Combined sewer overflows, or CSOs, are remnants of the country's early infrastructure. In the past, communities built sewer systems to collect both stormwater runoff and sanitary sewage in the same pipe. These systems transport wastewater directly to the sewage treatment plant during dry weather. In periods of rainfall or snowmelt, however, the wastewater volume can exceed the capacity of the sewer system or treatment plant. For this reason, the systems are designed to overflow occasionally and discharge excess wastewater directly to nearby streams or rivers.
Why are CSOs a concern?
CSOs contain stormwater and untreated wastewater and can potentially carry pathogens, solids, debris, and toxic pollutants to receiving waters. This may impact public health and the environment. This is a major water pollution concern for cities with CSOs. CSOs are among the primary sources responsible for beach closings, shellfish bed closures, contamination of drinking water supplies, and other environmental and public health problems.
Are CSOs illegal?
No. If a CSO community complies with its NPDES (National Pollutant Discharge Elimination System) permit, CSO discharges during wet weather are authorized. Note that CSO discharges during dry weather conditions are prohibited.
Why is it important to address the CSO problem now?

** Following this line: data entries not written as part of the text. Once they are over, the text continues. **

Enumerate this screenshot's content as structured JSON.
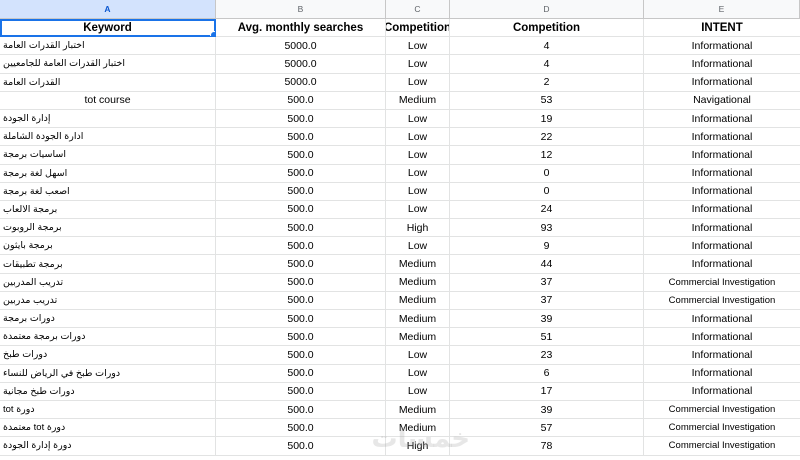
{
  "columns": [
    "A",
    "B",
    "C",
    "D",
    "E"
  ],
  "headers": [
    "Keyword",
    "Avg. monthly searches",
    "Competition",
    "Competition",
    "INTENT"
  ],
  "rows": [
    [
      "اختبار القدرات العامة",
      "5000.0",
      "Low",
      "4",
      "Informational"
    ],
    [
      "اختبار القدرات العامة للجامعيين",
      "5000.0",
      "Low",
      "4",
      "Informational"
    ],
    [
      "القدرات العامة",
      "5000.0",
      "Low",
      "2",
      "Informational"
    ],
    [
      "tot course",
      "500.0",
      "Medium",
      "53",
      "Navigational"
    ],
    [
      "إدارة الجودة",
      "500.0",
      "Low",
      "19",
      "Informational"
    ],
    [
      "ادارة الجودة الشاملة",
      "500.0",
      "Low",
      "22",
      "Informational"
    ],
    [
      "اساسيات برمجة",
      "500.0",
      "Low",
      "12",
      "Informational"
    ],
    [
      "اسهل لغة برمجة",
      "500.0",
      "Low",
      "0",
      "Informational"
    ],
    [
      "اصعب لغة برمجة",
      "500.0",
      "Low",
      "0",
      "Informational"
    ],
    [
      "برمجة الالعاب",
      "500.0",
      "Low",
      "24",
      "Informational"
    ],
    [
      "برمجة الروبوت",
      "500.0",
      "High",
      "93",
      "Informational"
    ],
    [
      "برمجة بايثون",
      "500.0",
      "Low",
      "9",
      "Informational"
    ],
    [
      "برمجة تطبيقات",
      "500.0",
      "Medium",
      "44",
      "Informational"
    ],
    [
      "تدريب المدربين",
      "500.0",
      "Medium",
      "37",
      "Commercial Investigation"
    ],
    [
      "تدريب مدربين",
      "500.0",
      "Medium",
      "37",
      "Commercial Investigation"
    ],
    [
      "دورات برمجة",
      "500.0",
      "Medium",
      "39",
      "Informational"
    ],
    [
      "دورات برمجة معتمدة",
      "500.0",
      "Medium",
      "51",
      "Informational"
    ],
    [
      "دورات طبخ",
      "500.0",
      "Low",
      "23",
      "Informational"
    ],
    [
      "دورات طبخ في الرياض للنساء",
      "500.0",
      "Low",
      "6",
      "Informational"
    ],
    [
      "دورات طبخ مجانية",
      "500.0",
      "Low",
      "17",
      "Informational"
    ],
    [
      "دورة tot",
      "500.0",
      "Medium",
      "39",
      "Commercial Investigation"
    ],
    [
      "دورة tot معتمدة",
      "500.0",
      "Medium",
      "57",
      "Commercial Investigation"
    ],
    [
      "دورة إدارة الجودة",
      "500.0",
      "High",
      "78",
      "Commercial Investigation"
    ]
  ],
  "watermark": "خمسات"
}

The City of Peru has been addressing its CSO problems for many years. Early projects included major stormwater separation projects on West Main Street, Oakdale, and Parkview Heights Subdivision. We also significantly increased the capacity of the wastewater treatment plant. In 2010, the city agreed to complete a Long Term Control Plan by 2030. The plan includes separation projects, manhole and sewer lining projects, and a storage facility to temporarily hold polluted stormwater until it can be treated at the wastewater treatment plant. This plan would eliminate combined sewer overflows up to a 10-year, one-hour rain event (1.88 inches of rain). Completing this project will help improve water quality in the Wabash River.
How much is this going to cost?
The city has spent over $26 million to this point. The proposed wastewater treatment plant and storage facility are estimated to cost $121 million.
How will the sewer improvements be paid for?
Ratepayers will pay for the improvements unless state and federal funding assistance is secured. Without outside funding assistance, we expect sewer rates to almost triple over the next five years. An average resident using 3000 gallons a month can expect their wastewater bill to go from $27.37 per month to $92.37 in 2028.
How long will this proposed solution last? Will we have to fix this again in a few years?
The plan is a long-term solution; the storage facilities and treatment plant will be operational for many decades.
Will the construction displace anyone?
The construction will occur on public rights-of-way and city-owned property. Minimal displacement is anticipated.
What is the purpose of the storage facility system?
The storage system is a series of tunnels and a large (6.5 million gallon) tank designed to capture and store overflows (CSOs) from combined sewers resulting from rainfall. The overflows are stored until the rainfall is over. The captured CSO volume is conveyed to the wastewater treatment plant to remove pollutants and disinfection before discharge to the Wabash River.